Various forms of paranoia often surface in the early weeks after a prisoner's release. Why hasn't my good friend X returned my calls? Why isn't my old partner or banker delivering what he promised to deliver? Why are the lawyers on the other side of this or that problem being so impossibly hostile? Why are my media critics attacking with such unfair and untrue reporting? The only way of resolving such feelings of paranoia is to flush them down the loo and to start again on a diet of low expectations and humble pie.
Conrad Black may find that humble pie sticks in his gullet for some time. He is reported to be in a combative mood toward past tormentors. But such emotions of triumphalism or vengeance will soon turn to the ashes of bitterness. The best advice for avoiding such negativity is the old biblical adage Turn the other cheek.

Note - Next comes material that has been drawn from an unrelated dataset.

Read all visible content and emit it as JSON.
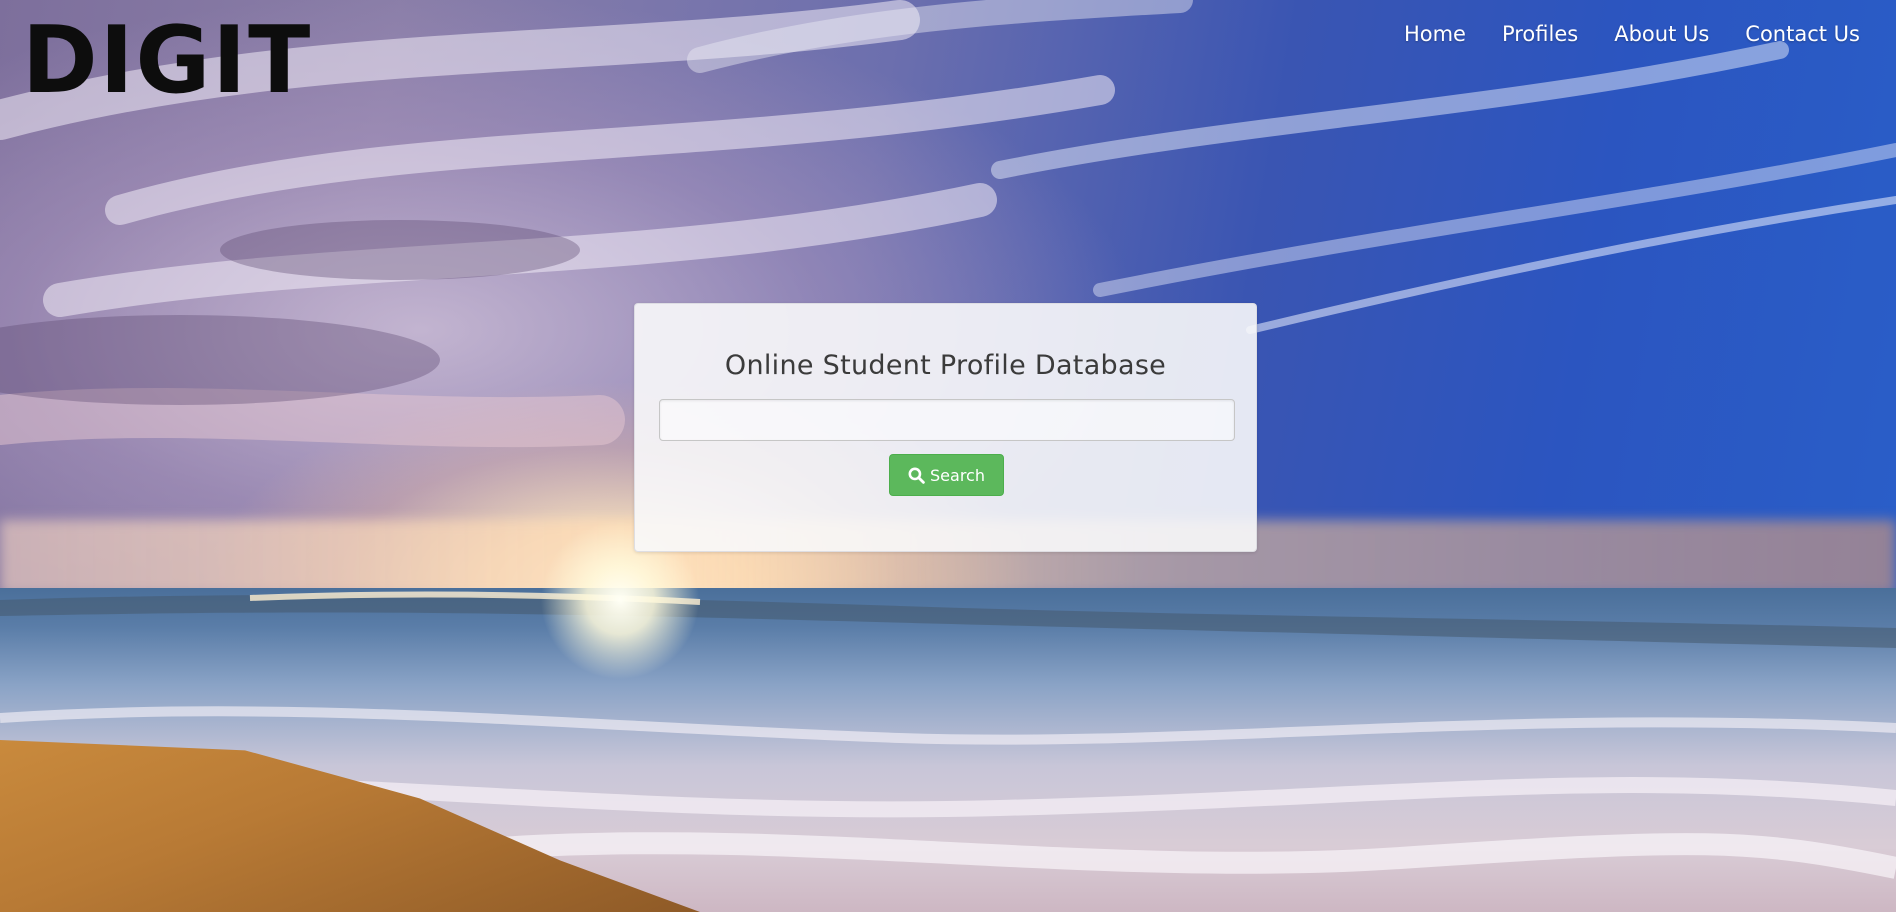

None of this is easy. But the greatest struggles for an ex-prisoner are the internal battles of the soul. Few understood this better than the most celebrated jailbird of the Watergate saga, Charles W. Colson. In addition to his godly zeal in his post-conversion era, Colson also kept in mind the secular thought that his old political enemies would always be watching him in the hope that he would stumble or fall. Similar ill-wishers will be observing Conrad Black's post-prison journey.
SO THE QUESTIONS THAT WILL BE most frequently asked as his post-release dramas unfold are: Has Black been humbled by his experiences? Has he changed? Will he seek a completely fresh start using his considerable talents (not least as a writer and communicator) to move into new fields of endeavor? The jury is out on all these questions. There are some signs that Black's eventual answers will be full of surprises.
So far he has shown courage and character on his travails. He has kept the love of his wife, Barbara. He has grown in his spiritual faith. He does have a small group of "hoops of steel" friends who may guide him well through the rocky road of reentry. So what the media prophesies about Conrad Black today could well turn out to be nonsense tomorrow.
Black particularly admired two friends in his life who may now be relevant to what he will do next. They were Jack Profumo and Richard Nixon.
The last time I attended a big party at the London home of Conrad and Barbara, the late Jack Profumo was there. The politician -- who in the 1960s fell from grace for lying to Parliament about sharing a mistress, Christine Keeler, with a Russian naval attaché -- looked a slightly frail and lonely figure, rather out of place among the glittering birds of high society paradise thronging the grand salons of Chateau Black. Jack spoke movingly of his years as a political and social pariah in London. Then he said wistfully: "I didn't get asked to parties like this, you know." He was clearly grateful for Conrad's kindness. It is a good bet that Conrad will now be thinking a great deal about Profumo's self-effacing road to rehabilitation.
As for Richard Nixon, perhaps the most remarkable icon of personal recovery in 20th-century history, he was the subject of biographies by both Black and myself. So I feel sure that somewhere in Nixon's post-resignation odyssey there are examples and role model paths that Black will seek to emulate. If that view is correct, neither revenge nor a triumphalist resurrection will last long on Conrad's agenda.
Instead, he may learn something from Nixon's inner journey of recovery, surprising himself and the world by seeking and finding peace at the center. And, like Nixon, he may enjoy, in old age, quoting the words of Sophocles: "Sometimes one has to wait until the evening to see how glorious the day has been."